In looking at the history of the Yankees, or baseball in general, what person or event would you like to see a book written about?
Regarding the Yankees, the period of 1965-1975 would interest me most. There was so much talent, yet nothing could get them back into the playoffs. The end of Ford and Mantle’s careers, Munson and Nettles, the rise Steinbrenner, Dick Williams almost coming on board, Billy Martin (part 1)…a book about HOW a team rebuilds is sometimes more important than basking in all the light those 27 trophies make 🙂
In the book and the movie The Natural, the main character wants nothing more than to walk down the street and have people say, “There goes Roy Hobbs, the best there ever was.” Who was the best baseball player you ever saw?
In person, seeing Sammy Sosa (1993,1996) was impressive, but he wasn’t the best. On TV, I would never miss a chance to see Tony Gwynn.

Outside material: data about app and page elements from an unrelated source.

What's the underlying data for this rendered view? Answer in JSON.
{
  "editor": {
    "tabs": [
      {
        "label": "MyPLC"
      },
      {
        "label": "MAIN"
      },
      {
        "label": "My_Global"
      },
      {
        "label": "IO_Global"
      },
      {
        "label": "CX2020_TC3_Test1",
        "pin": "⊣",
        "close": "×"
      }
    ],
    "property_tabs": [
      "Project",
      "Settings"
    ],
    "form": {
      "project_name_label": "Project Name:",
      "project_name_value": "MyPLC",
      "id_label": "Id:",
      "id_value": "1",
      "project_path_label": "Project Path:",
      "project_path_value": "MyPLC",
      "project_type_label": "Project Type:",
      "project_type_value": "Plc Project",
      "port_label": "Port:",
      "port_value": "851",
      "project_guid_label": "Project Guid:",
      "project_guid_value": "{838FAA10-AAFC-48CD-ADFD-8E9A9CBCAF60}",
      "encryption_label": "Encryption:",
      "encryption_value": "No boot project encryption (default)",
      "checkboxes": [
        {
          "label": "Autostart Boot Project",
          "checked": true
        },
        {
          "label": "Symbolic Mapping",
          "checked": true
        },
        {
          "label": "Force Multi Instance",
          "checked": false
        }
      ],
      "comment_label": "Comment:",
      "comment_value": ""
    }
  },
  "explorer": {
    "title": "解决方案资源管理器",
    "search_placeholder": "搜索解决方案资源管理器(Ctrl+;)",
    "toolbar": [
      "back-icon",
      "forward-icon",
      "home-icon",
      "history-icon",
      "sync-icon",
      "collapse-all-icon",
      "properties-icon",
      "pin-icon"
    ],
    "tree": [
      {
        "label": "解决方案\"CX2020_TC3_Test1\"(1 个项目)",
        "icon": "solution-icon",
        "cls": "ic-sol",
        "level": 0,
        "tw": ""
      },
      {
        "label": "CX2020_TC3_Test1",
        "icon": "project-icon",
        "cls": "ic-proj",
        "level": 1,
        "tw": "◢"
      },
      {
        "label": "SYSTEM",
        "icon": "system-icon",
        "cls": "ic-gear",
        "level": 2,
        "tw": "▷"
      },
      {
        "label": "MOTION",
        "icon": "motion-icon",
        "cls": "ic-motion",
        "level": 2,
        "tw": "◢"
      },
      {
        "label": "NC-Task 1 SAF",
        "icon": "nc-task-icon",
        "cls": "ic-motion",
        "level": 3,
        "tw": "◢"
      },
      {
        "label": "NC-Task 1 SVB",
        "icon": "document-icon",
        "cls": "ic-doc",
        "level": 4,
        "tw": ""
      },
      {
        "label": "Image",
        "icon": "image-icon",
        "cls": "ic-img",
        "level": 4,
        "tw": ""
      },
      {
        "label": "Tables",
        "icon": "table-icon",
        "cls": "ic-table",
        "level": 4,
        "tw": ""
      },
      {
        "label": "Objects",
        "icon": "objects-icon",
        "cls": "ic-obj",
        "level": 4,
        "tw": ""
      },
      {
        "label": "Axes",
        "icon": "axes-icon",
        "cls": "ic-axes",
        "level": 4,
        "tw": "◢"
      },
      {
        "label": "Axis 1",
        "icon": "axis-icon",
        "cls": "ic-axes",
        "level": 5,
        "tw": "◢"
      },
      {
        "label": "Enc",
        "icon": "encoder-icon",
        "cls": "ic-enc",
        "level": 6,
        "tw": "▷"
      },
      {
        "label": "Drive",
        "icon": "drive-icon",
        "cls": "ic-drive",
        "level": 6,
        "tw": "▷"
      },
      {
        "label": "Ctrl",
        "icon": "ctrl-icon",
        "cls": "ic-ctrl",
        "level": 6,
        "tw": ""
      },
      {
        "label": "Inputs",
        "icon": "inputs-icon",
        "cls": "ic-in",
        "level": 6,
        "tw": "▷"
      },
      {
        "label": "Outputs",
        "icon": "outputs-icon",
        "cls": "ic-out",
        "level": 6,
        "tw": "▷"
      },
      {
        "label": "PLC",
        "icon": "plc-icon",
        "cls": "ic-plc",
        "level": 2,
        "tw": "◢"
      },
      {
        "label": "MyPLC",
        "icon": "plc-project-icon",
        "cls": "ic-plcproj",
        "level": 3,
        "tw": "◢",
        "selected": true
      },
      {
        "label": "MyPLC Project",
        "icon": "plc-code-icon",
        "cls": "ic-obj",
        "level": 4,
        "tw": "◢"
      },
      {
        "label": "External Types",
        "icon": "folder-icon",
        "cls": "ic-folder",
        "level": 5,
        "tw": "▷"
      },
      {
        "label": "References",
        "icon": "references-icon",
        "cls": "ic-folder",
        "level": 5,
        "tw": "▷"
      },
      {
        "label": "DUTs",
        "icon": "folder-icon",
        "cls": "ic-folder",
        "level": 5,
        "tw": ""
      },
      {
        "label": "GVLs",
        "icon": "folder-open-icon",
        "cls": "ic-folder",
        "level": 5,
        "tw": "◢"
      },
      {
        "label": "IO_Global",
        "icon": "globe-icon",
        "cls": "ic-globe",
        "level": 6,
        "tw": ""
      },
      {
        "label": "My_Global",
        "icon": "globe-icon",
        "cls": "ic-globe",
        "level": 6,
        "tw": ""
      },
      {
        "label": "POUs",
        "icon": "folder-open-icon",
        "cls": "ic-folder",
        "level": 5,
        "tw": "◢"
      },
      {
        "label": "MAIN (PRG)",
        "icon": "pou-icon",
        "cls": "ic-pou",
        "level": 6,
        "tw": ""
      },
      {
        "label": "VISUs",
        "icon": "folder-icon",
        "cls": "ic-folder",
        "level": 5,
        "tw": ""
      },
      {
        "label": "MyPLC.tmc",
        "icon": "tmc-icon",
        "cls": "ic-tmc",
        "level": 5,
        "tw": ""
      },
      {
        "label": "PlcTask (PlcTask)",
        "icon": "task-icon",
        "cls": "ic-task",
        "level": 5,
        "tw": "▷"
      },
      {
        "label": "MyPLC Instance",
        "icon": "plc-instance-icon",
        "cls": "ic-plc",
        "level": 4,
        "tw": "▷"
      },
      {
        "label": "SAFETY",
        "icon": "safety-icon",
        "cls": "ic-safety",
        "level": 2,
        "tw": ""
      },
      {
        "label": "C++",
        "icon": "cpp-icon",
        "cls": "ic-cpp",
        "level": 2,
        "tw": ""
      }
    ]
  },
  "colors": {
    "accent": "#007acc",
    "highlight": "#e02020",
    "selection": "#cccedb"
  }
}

He could hit it anywhere he wanted – amazing.
Our final question is really just a collection of short answers…
What was your favorite baseball team growing up?
Who was your favorite player?
Pete Rose. Despite his many flaws, he was amazing ON the field.
What is your most prized collectible?
I should say three Pete Rose autographs I acquired at a show in 1988. But the same day, my sister stalked Tony Perez to the bathroom. When he came out, he was amused by her actions and signed a piece of paper for free.
Who is your favorite musical group or artist?
The Beatles. This is probably a boring answer for some, but they are the greatest. Followed by Bob Dylan, the Rolling Stones, James Taylor, and Bruce Springsteen.
What is your favorite food (if it is pizza, what is your favorite pizza restaurant)?
Salsa (and chips loaded with salsa). Greek gyros are second.
Please share anything else you’d like with our audience –
Custom Cards OTD in Baseball is a just-for-fun account meant to highlight a historic event in baseball through uniquely designed cards. Sometimes people ask for specific creations, and I am always open to attempting a request.